2. The amazing maze of maize evolution
3. Researchers find the earliest evidence of domesticated maize
4. Early origins of maize in Mexico
5. Ancient Mexican maize varieties
6. Team finds an economical way to boost the vitamin A content of maize
7. If corn is biofuels king, tropical maize may be emperor
8. Simulating kernel production influences maize model accuracy
9. Transgenic maize is more susceptible to aphids
10. First all-African GM crop is resistant to maize streak virus
11. Largest gene study of childhood IBD identifies 5 new genes
Post Your Comments:
(Date:11/18/2015)... -- As new scientific discoveries deepen our understanding of how ... face challenges in better using that knowledge to guide ... more children continue to survive pediatric cancer, that counseling ... John M. Maris, M.D ., a pediatric ... . --> John M. Maris, M.D ...
(Date:11/17/2015)... Calif. , Nov. 17, 2015  Vigilant Solutions ... has joined its Board of Directors. ... Board after recently retiring from the partnership at TPG ... 107 companies with over $140 Billion in revenue.  He ... improvement across all the TPG companies, from 1997 to ...
(Date:11/12/2015)... 12, 2015  Arxspan has entered into an ... Harvard for use of its ArxLab cloud-based suite ... The partnership will support the institute,s efforts to ... research information internally and with external collaborators. The ... managing the Institute,s electronic laboratory notebook, compound and ...
Breaking Biology News(10 mins):
(Date:11/24/2015)... 24, 2015  Twist Bioscience, a company focused ... Ph.D., Twist Bioscience chief executive officer, will present ... December 1, 2015 at 3:10 p.m. Eastern Time at The ... --> --> ... Bioscience is on Twitter. Sign up to follow ...
(Date:11/24/2015)... , Nov. 24, 2015 Capricor Therapeutics, ... focused on the discovery, development and commercialization of first-in-class ... Chief Executive Officer, is scheduled to present at the ... at 10:50 a.m. EST, at The Lotte New York ... . . --> ...
(Date:11/24/2015)... , Nov. 24, 2015 According to two new ... 2005. This is something that many doctors, scientists, and public ... questions remains: with fewer PSA tests being done, will there ... Dr. David Samadi, "Despite the efforts made ... remains the second leading cancer cause of death in men, ...

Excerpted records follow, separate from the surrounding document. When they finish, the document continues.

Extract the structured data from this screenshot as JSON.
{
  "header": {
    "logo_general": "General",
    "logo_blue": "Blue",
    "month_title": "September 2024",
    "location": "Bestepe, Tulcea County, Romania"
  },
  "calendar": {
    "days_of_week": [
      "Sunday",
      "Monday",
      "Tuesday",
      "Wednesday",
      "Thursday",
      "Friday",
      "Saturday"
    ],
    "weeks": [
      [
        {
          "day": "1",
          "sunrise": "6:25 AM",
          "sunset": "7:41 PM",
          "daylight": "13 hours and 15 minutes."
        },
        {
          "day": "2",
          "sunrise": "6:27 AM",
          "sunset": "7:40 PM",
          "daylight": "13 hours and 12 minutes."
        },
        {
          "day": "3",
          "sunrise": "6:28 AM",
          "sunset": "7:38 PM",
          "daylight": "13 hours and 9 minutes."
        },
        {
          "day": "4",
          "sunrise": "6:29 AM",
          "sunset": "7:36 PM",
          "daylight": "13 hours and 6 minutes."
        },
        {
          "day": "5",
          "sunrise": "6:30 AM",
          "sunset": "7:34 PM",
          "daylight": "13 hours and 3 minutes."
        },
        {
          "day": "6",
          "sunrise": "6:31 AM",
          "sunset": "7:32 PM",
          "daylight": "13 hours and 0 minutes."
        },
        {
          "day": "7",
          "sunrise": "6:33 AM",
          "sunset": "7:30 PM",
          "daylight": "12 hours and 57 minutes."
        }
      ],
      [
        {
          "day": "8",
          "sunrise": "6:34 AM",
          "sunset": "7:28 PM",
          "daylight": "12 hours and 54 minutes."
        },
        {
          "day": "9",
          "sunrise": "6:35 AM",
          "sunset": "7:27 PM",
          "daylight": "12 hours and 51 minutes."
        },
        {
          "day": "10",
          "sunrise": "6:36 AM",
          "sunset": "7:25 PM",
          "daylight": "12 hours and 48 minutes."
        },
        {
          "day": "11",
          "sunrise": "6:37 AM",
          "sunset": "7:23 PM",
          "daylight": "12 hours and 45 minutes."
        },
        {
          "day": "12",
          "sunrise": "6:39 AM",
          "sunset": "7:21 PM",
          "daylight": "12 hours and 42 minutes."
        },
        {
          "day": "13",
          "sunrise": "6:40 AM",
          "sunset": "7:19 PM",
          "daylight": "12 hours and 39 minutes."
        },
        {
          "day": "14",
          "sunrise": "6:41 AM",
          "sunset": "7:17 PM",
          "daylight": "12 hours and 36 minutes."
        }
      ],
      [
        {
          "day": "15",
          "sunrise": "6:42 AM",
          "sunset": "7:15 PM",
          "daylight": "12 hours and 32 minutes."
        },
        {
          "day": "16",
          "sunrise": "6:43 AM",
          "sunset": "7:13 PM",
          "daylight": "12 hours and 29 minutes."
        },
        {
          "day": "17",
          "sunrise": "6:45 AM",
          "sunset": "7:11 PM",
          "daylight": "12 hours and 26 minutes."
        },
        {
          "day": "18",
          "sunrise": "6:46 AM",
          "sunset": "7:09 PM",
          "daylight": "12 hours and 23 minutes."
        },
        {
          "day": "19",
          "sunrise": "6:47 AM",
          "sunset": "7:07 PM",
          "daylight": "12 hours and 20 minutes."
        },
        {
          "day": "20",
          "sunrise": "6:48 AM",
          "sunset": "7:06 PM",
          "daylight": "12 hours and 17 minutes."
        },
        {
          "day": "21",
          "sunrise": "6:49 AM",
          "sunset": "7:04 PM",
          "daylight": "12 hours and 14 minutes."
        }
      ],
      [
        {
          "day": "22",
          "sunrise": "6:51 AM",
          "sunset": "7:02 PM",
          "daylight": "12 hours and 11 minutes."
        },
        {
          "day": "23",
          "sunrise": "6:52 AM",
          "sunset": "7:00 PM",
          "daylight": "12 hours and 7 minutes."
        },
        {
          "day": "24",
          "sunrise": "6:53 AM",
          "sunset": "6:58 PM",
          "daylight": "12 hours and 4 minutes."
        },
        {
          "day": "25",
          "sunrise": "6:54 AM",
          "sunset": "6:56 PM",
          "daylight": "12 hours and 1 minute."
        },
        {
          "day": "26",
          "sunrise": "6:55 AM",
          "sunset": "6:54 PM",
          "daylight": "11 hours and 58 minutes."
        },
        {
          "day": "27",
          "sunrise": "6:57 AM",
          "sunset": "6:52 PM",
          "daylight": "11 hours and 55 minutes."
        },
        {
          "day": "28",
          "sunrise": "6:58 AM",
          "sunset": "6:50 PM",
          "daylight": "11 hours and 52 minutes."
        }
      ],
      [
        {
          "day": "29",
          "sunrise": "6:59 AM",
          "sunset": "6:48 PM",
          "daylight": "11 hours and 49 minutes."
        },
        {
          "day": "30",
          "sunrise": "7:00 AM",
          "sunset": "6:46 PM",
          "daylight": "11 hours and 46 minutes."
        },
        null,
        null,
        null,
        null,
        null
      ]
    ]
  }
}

(Date:11/23/2015)... ... 23, 2015 , ... Noblis, Inc., a leading provider of science, technology, and ... Geospatial Intelligence Agency (NGA), has joined the Noblis NSP team as President of the ... intelligence community and the private sector,” said L. Roger Mason, Jr., Ph.D. , ...
Breaking Biology Technology: